* Exercise data
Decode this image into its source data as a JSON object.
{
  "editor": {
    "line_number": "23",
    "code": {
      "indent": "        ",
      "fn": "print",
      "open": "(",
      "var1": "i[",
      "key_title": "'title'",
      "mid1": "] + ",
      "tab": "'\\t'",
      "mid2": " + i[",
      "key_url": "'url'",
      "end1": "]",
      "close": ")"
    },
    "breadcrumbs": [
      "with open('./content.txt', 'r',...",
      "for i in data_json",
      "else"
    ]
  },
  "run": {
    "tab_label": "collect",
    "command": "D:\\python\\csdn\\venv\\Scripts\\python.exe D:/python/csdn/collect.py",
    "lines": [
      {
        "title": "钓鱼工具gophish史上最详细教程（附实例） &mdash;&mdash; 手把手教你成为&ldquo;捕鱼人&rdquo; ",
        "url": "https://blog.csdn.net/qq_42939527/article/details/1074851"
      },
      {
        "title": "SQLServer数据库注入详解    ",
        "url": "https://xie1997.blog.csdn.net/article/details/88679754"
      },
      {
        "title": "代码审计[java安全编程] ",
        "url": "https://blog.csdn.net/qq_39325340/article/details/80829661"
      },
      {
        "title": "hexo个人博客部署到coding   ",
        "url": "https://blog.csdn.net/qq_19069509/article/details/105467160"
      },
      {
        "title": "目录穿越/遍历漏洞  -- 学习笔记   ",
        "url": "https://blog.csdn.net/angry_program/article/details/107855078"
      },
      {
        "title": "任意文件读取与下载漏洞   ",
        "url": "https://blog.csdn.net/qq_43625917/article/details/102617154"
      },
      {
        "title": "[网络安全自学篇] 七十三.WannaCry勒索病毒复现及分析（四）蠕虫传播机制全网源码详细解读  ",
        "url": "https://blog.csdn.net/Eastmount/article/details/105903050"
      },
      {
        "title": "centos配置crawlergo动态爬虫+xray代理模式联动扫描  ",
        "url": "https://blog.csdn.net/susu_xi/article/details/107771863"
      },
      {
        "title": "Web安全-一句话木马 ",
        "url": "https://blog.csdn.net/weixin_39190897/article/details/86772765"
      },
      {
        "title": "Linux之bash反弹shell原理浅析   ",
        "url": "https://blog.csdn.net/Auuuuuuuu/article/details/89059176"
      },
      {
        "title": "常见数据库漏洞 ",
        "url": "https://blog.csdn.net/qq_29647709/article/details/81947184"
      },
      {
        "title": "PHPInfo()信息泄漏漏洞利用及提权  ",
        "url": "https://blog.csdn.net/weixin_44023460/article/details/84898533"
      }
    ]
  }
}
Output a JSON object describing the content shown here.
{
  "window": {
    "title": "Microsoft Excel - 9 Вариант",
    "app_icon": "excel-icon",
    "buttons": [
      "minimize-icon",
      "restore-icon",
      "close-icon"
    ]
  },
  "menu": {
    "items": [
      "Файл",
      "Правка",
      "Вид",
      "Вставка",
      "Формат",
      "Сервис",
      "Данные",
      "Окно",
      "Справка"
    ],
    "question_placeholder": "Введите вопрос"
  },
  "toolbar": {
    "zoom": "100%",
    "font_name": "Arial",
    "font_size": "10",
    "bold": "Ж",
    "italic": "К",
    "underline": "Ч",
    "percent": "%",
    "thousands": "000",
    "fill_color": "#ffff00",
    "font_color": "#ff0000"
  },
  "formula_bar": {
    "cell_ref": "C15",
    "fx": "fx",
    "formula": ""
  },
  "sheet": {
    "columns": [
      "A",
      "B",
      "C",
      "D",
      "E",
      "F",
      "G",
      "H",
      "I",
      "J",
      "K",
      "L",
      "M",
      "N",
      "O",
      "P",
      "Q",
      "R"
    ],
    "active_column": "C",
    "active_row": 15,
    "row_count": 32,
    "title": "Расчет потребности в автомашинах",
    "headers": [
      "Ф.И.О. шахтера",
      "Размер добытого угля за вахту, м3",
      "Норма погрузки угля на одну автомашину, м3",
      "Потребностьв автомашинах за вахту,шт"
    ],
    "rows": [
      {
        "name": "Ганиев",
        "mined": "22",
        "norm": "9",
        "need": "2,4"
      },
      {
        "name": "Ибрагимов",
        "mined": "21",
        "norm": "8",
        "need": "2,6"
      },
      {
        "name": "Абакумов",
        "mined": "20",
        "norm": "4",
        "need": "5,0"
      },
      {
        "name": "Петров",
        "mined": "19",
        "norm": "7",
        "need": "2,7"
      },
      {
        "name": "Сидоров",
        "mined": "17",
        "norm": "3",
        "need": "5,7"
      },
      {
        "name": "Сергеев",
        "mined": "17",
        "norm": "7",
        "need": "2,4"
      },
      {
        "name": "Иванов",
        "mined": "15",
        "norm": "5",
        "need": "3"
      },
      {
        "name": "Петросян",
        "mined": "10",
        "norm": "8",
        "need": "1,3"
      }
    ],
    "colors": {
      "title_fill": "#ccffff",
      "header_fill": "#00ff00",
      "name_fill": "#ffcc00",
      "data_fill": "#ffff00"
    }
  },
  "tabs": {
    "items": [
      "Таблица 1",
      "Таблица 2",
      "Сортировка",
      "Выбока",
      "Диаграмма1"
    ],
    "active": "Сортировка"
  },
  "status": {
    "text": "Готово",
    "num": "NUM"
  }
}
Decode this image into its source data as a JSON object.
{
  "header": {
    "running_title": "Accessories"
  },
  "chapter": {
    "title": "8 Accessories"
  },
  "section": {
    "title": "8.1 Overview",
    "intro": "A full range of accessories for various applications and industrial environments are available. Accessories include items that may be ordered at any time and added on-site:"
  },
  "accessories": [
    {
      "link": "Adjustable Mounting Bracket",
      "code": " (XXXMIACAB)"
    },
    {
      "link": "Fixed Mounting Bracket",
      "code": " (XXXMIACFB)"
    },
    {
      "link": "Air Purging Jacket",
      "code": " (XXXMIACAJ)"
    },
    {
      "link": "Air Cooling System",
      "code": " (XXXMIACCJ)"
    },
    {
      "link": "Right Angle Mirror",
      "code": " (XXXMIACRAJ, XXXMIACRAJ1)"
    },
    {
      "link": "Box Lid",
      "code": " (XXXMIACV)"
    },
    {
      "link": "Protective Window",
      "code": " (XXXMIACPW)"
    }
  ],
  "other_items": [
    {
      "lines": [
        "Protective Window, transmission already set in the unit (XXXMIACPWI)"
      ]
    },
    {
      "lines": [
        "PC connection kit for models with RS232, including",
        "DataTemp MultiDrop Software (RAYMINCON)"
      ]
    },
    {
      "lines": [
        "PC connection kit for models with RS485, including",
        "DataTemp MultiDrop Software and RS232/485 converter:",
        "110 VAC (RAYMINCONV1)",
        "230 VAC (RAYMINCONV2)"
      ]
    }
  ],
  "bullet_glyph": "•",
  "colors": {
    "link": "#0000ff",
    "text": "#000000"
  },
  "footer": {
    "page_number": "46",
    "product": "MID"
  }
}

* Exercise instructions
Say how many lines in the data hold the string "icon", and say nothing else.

* Final answer
4